Upper port 3 is opened during packing so the excess fluid is returned to the slurry vessel 102 via pipes 130 and 128 rather than being taken to a waste vessel for other storage vessel. This acts to dilute the media particles in the slurry 104 as packing progresses until all the particles have been retained within the column.
Chromatography media can be gradually added to the vessel until the column is packed thereby minimising the amount of media used to obtain a packed column. The return of the excess fluid to the vessel 102 also assists in the prevention of sedimentation of the slurry during the packing procedure.
Some of the advantages of embodiments of the system and method of the present invention can be summarised as follows:
a) Batch contact between the chromatography media and the target molecule is achieved by the use of the fluid recycle loop, providing continuous agitation in a low shear environment and without the use of mechanical electrically driven equipment.
b) Full containment during the contact stage and the packing phase of the process.

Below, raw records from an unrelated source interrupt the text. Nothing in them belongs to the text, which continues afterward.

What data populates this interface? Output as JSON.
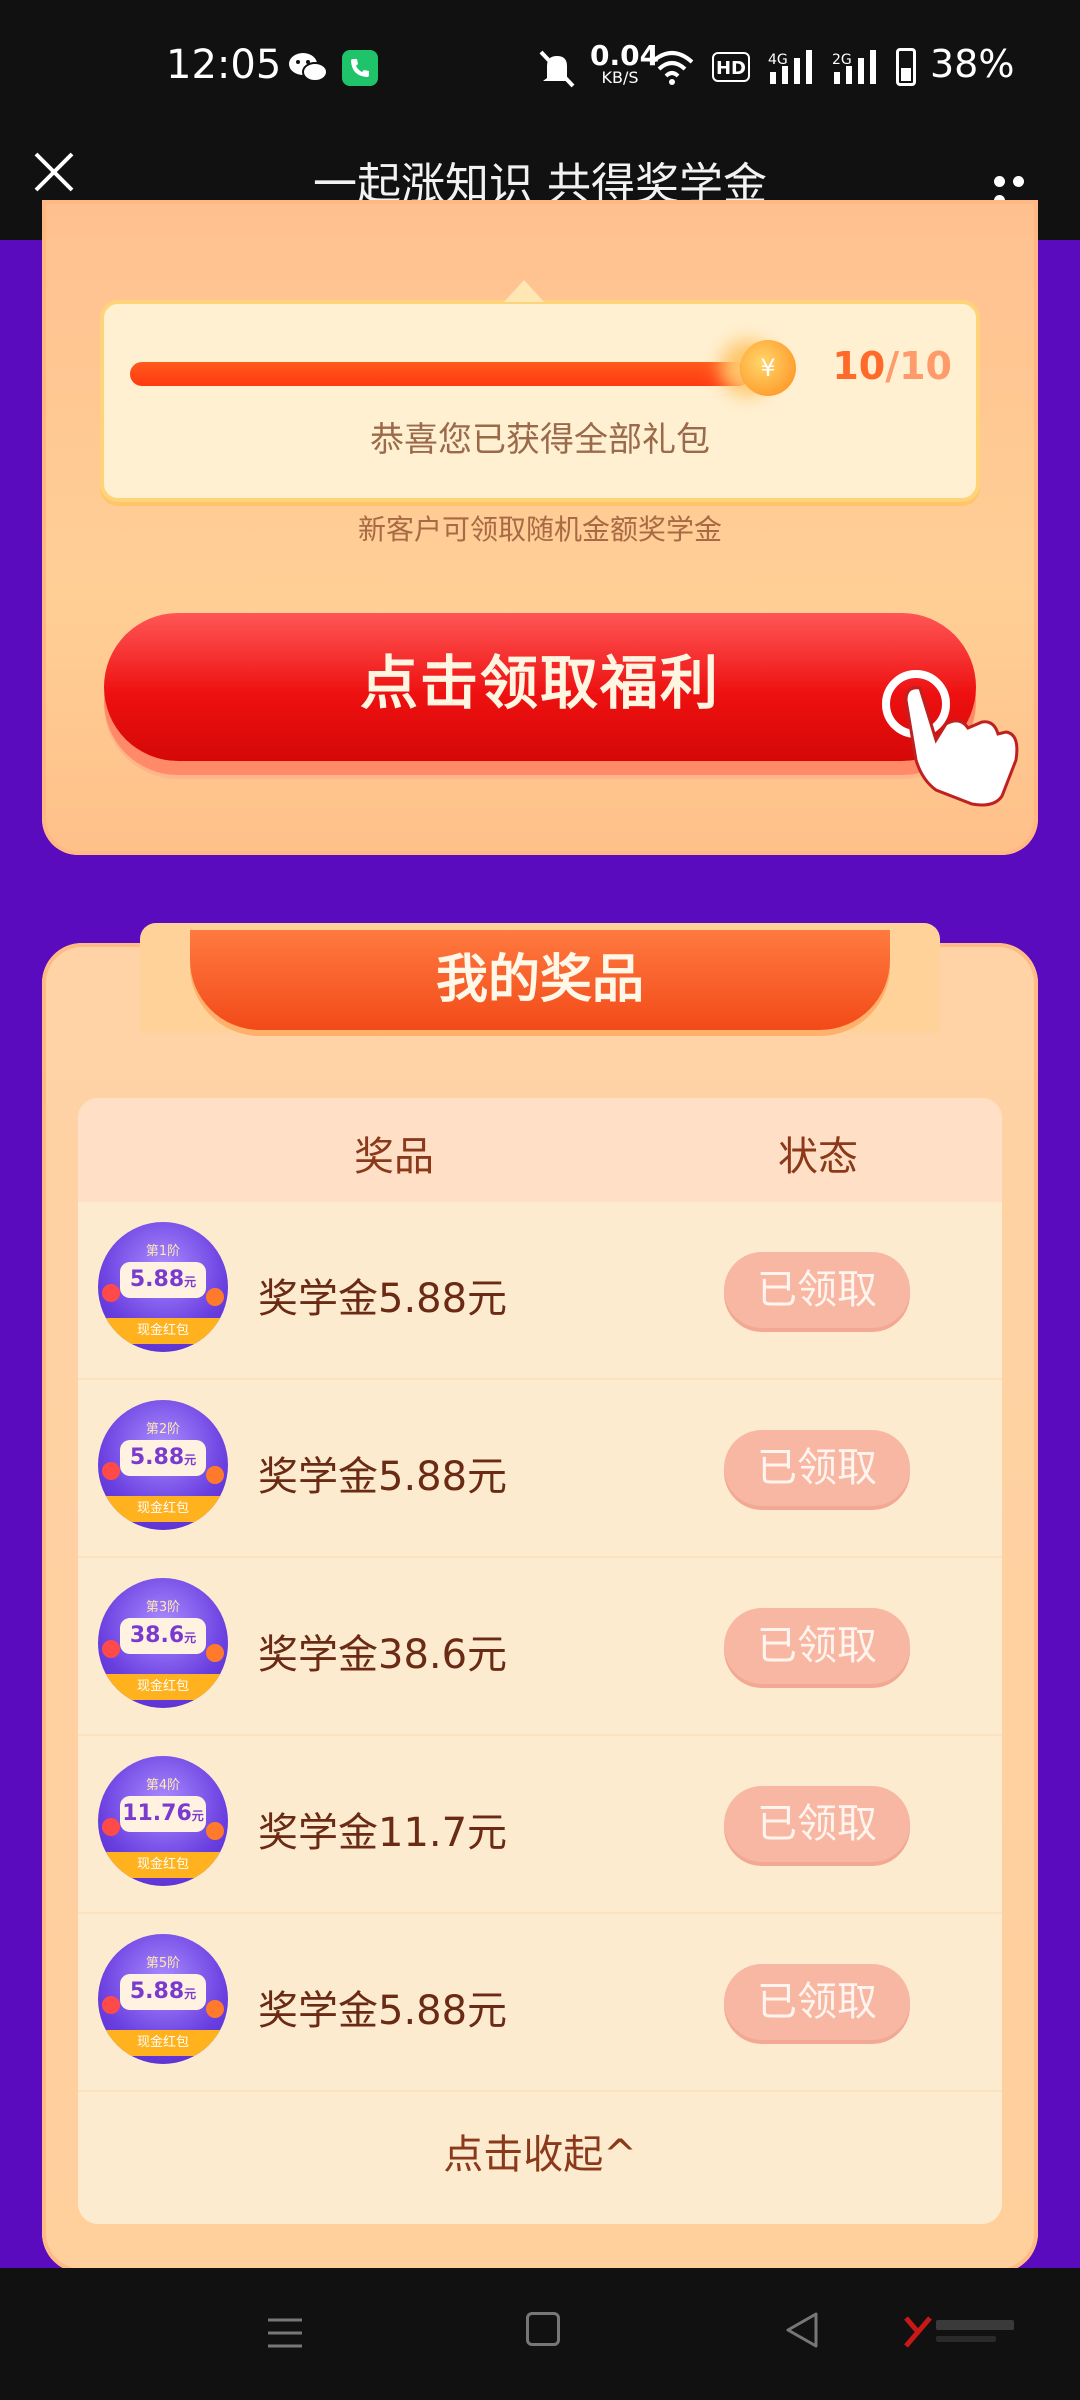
{
  "status_bar": {
    "time": "12:05",
    "net_speed_value": "0.04",
    "net_speed_unit": "KB/S",
    "hd_label": "HD",
    "signal_1_label": "4G",
    "signal_2_label": "2G",
    "battery": "38%",
    "icons": [
      "wechat-icon",
      "phone-icon",
      "mute-icon",
      "wifi-icon",
      "signal-icon",
      "battery-icon"
    ]
  },
  "title_bar": {
    "title": "一起涨知识 共得奖学金"
  },
  "progress": {
    "current": "10",
    "separator": "/",
    "total": "10",
    "fill_fraction": 1.0,
    "message": "恭喜您已获得全部礼包",
    "note": "新客户可领取随机金额奖学金"
  },
  "claim_button": {
    "label": "点击领取福利"
  },
  "prizes": {
    "header": "我的奖品",
    "col_prize": "奖品",
    "col_status": "状态",
    "rows": [
      {
        "stage": "第1阶",
        "amount": "5.88",
        "unit": "元",
        "band": "现金红包",
        "name": "奖学金5.88元",
        "status": "已领取"
      },
      {
        "stage": "第2阶",
        "amount": "5.88",
        "unit": "元",
        "band": "现金红包",
        "name": "奖学金5.88元",
        "status": "已领取"
      },
      {
        "stage": "第3阶",
        "amount": "38.6",
        "unit": "元",
        "band": "现金红包",
        "name": "奖学金38.6元",
        "status": "已领取"
      },
      {
        "stage": "第4阶",
        "amount": "11.76",
        "unit": "元",
        "band": "现金红包",
        "name": "奖学金11.7元",
        "status": "已领取"
      },
      {
        "stage": "第5阶",
        "amount": "5.88",
        "unit": "元",
        "band": "现金红包",
        "name": "奖学金5.88元",
        "status": "已领取"
      }
    ],
    "collapse": "点击收起^"
  },
  "colors": {
    "page_bg": "#5a0bbd",
    "accent_red": "#ee1010",
    "status_pill": "#f8b7a3"
  }
}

c) The system and method are based on existing technology and can generate a packed bed within the column by a method which has the benefits of containment and the elimination of manual handling of column component parts.
d) Reduction in the time required to efficient packed bed, which can be important as biological materials are susceptible to conformational changes or loss of bioactivity with time. Any reduction in process time assists in the prevention of any loss of product activity.